◆ **The data**:
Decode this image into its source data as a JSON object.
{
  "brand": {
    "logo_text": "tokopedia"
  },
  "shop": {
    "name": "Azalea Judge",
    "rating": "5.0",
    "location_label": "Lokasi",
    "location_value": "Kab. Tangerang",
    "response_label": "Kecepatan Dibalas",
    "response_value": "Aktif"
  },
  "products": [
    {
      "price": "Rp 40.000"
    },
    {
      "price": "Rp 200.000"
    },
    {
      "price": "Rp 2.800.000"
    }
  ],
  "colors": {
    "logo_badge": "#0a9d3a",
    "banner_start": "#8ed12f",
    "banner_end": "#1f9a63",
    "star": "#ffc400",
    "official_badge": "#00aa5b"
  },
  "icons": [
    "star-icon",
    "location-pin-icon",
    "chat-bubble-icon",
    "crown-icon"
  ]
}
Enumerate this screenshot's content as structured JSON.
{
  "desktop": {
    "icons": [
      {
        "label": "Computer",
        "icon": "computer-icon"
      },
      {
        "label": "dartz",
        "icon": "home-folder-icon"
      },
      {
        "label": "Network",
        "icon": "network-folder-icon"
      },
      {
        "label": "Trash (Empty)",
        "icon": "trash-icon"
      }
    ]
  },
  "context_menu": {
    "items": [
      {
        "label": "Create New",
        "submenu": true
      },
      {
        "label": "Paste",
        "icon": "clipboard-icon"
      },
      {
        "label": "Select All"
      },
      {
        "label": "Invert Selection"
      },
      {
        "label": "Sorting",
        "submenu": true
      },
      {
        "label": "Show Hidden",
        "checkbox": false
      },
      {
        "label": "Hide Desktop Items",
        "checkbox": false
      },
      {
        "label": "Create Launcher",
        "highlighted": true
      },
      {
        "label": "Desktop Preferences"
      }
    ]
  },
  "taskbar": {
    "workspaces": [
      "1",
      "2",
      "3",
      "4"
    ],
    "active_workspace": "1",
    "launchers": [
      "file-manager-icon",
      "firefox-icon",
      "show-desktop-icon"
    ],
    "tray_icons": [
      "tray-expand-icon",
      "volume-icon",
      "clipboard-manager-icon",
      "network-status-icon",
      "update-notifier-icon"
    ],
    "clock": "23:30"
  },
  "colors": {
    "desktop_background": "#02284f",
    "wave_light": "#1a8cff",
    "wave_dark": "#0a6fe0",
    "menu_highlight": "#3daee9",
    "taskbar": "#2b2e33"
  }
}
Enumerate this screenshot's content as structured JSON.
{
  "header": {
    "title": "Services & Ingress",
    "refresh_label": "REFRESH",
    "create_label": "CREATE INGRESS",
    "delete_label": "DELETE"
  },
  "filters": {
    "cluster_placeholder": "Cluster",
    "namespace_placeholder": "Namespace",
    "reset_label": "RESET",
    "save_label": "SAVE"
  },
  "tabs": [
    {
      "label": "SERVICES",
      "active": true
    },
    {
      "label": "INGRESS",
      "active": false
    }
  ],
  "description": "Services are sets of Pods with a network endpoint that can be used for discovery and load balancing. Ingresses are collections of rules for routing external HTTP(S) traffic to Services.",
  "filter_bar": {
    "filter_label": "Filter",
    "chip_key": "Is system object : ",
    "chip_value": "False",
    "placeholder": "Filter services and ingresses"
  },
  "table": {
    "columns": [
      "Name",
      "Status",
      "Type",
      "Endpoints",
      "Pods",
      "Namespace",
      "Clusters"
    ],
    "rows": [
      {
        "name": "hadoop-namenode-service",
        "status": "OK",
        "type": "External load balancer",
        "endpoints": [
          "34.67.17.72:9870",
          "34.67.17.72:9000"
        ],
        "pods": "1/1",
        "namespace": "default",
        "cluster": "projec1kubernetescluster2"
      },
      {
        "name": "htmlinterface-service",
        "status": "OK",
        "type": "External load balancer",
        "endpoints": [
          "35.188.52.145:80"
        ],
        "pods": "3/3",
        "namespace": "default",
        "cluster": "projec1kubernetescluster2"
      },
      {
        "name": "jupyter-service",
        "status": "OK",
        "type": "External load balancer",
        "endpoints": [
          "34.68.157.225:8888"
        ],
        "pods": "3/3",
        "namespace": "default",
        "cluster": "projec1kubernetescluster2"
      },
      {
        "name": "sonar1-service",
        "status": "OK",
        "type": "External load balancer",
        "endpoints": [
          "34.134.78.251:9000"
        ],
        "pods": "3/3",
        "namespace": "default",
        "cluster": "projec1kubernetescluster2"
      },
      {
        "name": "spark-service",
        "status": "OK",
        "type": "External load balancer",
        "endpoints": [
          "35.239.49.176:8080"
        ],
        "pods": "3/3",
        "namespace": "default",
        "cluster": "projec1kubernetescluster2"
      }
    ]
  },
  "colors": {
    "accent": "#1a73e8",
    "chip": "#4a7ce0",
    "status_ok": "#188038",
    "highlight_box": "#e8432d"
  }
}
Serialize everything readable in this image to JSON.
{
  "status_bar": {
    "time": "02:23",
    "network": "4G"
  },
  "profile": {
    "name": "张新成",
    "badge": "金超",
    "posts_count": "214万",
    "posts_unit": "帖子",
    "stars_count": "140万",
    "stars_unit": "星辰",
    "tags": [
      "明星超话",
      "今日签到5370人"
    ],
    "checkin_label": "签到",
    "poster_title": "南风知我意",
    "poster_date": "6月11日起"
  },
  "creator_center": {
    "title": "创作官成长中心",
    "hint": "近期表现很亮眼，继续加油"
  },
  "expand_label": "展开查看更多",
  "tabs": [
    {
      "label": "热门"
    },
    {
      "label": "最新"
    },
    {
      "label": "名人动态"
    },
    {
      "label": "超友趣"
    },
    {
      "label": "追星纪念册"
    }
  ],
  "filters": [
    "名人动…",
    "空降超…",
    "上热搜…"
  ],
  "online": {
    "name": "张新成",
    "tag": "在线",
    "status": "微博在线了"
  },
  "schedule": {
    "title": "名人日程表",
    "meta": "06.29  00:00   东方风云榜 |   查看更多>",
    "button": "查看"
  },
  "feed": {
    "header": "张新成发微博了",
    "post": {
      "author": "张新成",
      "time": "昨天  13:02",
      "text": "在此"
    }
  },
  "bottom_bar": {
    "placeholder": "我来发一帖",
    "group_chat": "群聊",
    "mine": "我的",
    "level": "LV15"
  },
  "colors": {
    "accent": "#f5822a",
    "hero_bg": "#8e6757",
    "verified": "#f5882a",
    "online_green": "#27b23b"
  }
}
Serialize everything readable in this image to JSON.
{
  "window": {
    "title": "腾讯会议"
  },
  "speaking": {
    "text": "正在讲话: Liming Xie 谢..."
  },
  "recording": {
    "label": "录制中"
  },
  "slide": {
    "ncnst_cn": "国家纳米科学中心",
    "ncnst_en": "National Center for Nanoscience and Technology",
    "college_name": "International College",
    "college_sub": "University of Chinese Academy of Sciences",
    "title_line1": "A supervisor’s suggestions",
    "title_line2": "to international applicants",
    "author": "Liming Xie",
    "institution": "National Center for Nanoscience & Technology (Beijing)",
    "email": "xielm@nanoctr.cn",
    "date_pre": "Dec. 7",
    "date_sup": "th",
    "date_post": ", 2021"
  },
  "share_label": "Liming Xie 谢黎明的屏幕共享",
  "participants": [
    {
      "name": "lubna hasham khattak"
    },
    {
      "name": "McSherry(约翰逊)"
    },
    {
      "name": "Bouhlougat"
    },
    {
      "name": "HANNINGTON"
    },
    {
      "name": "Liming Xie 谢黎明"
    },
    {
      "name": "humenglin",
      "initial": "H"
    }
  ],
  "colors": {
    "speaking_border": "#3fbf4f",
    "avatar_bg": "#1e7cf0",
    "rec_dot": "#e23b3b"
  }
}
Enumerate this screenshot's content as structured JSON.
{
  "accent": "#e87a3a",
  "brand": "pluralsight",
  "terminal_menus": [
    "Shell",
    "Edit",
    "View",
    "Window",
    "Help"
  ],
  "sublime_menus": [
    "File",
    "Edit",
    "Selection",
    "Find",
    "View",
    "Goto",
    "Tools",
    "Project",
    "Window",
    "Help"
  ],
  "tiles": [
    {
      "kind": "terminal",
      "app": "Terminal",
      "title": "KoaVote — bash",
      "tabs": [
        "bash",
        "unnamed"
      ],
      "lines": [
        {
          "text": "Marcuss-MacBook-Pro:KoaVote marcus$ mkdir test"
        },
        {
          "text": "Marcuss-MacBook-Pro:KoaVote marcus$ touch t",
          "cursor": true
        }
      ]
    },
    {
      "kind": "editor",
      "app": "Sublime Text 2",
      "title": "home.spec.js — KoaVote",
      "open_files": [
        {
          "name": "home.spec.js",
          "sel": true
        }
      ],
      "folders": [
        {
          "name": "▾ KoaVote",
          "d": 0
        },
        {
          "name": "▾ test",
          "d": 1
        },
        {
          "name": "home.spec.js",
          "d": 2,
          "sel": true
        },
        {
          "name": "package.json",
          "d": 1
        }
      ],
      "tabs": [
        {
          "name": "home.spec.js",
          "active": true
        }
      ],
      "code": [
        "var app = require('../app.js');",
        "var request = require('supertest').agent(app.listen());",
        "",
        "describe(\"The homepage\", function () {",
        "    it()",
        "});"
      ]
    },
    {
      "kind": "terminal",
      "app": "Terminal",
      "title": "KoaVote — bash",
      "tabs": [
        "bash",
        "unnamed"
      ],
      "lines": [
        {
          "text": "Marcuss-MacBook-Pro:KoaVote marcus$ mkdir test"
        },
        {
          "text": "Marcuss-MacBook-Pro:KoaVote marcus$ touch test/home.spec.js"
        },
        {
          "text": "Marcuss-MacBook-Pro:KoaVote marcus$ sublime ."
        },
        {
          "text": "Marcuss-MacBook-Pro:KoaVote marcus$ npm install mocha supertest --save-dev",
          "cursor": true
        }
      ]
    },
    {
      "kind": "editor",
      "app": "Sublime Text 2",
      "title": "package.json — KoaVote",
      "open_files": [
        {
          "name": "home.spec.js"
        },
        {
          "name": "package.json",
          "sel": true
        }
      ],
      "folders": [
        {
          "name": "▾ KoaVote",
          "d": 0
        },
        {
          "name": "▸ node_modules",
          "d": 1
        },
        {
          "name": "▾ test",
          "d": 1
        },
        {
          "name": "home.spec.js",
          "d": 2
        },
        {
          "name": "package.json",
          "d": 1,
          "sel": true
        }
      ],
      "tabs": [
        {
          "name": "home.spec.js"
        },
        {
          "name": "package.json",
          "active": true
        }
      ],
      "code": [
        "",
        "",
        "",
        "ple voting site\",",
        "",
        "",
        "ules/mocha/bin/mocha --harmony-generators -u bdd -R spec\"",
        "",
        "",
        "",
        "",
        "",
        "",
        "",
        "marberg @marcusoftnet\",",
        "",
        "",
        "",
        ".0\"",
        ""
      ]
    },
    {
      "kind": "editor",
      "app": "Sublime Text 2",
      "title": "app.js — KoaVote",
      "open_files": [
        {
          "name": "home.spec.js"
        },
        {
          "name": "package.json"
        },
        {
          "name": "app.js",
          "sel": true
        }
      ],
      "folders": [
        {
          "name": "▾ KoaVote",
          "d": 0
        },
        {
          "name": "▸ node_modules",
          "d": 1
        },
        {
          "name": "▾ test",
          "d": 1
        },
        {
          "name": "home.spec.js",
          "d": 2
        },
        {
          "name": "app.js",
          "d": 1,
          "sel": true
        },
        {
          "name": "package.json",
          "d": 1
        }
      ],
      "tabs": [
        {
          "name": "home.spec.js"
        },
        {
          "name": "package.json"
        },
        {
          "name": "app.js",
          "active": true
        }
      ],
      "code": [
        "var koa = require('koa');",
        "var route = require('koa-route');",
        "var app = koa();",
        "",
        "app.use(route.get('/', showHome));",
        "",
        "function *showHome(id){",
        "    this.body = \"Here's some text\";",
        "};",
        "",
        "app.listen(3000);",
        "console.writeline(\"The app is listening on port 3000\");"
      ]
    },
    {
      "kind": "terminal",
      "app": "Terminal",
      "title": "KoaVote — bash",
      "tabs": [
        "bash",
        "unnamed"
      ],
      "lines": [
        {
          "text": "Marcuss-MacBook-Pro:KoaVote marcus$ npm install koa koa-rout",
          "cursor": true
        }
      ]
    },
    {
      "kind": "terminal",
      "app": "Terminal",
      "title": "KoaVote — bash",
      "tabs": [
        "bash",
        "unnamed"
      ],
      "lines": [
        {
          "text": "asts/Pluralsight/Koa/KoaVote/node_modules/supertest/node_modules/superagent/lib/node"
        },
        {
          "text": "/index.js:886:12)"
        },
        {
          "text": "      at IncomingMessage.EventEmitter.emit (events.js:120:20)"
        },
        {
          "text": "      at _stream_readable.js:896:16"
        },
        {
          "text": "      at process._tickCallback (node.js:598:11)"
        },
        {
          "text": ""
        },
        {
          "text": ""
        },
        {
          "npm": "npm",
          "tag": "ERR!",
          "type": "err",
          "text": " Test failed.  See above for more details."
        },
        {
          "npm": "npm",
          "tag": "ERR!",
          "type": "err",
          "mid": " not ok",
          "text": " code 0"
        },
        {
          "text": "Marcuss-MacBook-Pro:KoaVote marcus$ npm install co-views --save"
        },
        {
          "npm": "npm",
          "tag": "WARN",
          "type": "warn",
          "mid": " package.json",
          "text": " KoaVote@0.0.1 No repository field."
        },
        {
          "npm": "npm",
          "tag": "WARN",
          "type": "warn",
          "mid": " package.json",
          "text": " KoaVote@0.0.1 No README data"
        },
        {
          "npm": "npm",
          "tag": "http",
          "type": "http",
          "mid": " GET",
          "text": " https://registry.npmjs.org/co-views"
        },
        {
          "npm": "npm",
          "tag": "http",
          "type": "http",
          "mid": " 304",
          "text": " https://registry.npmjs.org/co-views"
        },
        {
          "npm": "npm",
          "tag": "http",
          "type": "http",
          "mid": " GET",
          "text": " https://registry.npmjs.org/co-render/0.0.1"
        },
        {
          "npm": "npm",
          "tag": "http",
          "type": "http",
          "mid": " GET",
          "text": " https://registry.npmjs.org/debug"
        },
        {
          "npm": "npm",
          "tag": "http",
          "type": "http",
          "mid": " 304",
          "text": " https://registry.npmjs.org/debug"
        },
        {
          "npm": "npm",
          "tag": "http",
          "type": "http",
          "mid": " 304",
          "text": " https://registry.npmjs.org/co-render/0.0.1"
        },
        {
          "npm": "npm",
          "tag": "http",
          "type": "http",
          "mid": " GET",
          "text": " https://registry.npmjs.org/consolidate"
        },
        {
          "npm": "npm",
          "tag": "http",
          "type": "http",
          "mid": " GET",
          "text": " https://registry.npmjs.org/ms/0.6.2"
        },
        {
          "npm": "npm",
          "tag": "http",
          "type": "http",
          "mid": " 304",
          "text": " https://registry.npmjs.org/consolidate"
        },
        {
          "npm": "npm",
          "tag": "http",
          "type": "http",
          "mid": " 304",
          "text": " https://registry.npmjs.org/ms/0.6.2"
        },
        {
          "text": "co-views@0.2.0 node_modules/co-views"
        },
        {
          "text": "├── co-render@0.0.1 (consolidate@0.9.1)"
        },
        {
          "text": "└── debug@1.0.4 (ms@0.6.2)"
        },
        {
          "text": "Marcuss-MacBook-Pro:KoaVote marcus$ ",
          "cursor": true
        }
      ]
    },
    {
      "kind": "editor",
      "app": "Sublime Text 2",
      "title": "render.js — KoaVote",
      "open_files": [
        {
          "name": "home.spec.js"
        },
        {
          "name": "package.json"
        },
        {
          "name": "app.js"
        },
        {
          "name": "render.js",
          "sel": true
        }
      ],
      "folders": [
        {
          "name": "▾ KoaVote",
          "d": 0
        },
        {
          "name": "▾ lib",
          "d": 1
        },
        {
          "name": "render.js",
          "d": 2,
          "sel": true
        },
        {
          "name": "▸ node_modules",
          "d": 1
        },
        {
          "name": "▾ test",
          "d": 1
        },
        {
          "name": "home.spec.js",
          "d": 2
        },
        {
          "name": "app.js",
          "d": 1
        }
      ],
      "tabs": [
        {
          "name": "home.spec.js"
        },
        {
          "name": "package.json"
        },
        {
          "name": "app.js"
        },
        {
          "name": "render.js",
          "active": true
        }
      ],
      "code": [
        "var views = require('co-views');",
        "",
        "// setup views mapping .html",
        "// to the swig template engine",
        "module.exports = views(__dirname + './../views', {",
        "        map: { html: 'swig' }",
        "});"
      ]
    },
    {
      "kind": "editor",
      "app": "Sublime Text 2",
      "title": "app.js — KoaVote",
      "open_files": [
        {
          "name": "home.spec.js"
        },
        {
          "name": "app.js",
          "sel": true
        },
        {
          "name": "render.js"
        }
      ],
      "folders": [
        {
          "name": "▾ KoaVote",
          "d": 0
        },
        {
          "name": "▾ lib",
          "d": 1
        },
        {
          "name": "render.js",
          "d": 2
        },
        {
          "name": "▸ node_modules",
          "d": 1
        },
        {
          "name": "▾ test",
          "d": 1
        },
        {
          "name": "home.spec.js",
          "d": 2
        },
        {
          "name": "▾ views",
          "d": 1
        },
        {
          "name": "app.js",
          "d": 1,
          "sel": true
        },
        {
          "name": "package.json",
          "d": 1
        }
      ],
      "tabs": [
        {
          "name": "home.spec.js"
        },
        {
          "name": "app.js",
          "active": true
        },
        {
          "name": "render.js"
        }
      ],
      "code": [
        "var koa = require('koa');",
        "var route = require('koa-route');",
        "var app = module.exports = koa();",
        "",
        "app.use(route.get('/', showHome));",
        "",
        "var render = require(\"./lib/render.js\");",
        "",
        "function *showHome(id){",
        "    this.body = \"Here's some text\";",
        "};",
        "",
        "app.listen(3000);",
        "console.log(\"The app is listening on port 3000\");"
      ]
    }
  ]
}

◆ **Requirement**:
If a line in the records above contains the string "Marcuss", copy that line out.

◆ **The completed task**:
          "text": "Marcuss-MacBook-Pro:KoaVote marcus$ mkdir test"
          "text": "Marcuss-MacBook-Pro:KoaVote marcus$ touch t",
          "text": "Marcuss-MacBook-Pro:KoaVote marcus$ mkdir test"
          "text": "Marcuss-MacBook-Pro:KoaVote marcus$ touch test/home.spec.js"
          "text": "Marcuss-MacBook-Pro:KoaVote marcus$ sublime ."
          "text": "Marcuss-MacBook-Pro:KoaVote marcus$ npm install mocha supertest --save-dev",
          "text": "Marcuss-MacBook-Pro:KoaVote marcus$ npm install koa koa-rout",
          "text": "Marcuss-MacBook-Pro:KoaVote marcus$ npm install co-views --save"
          "text": "Marcuss-MacBook-Pro:KoaVote marcus$ ",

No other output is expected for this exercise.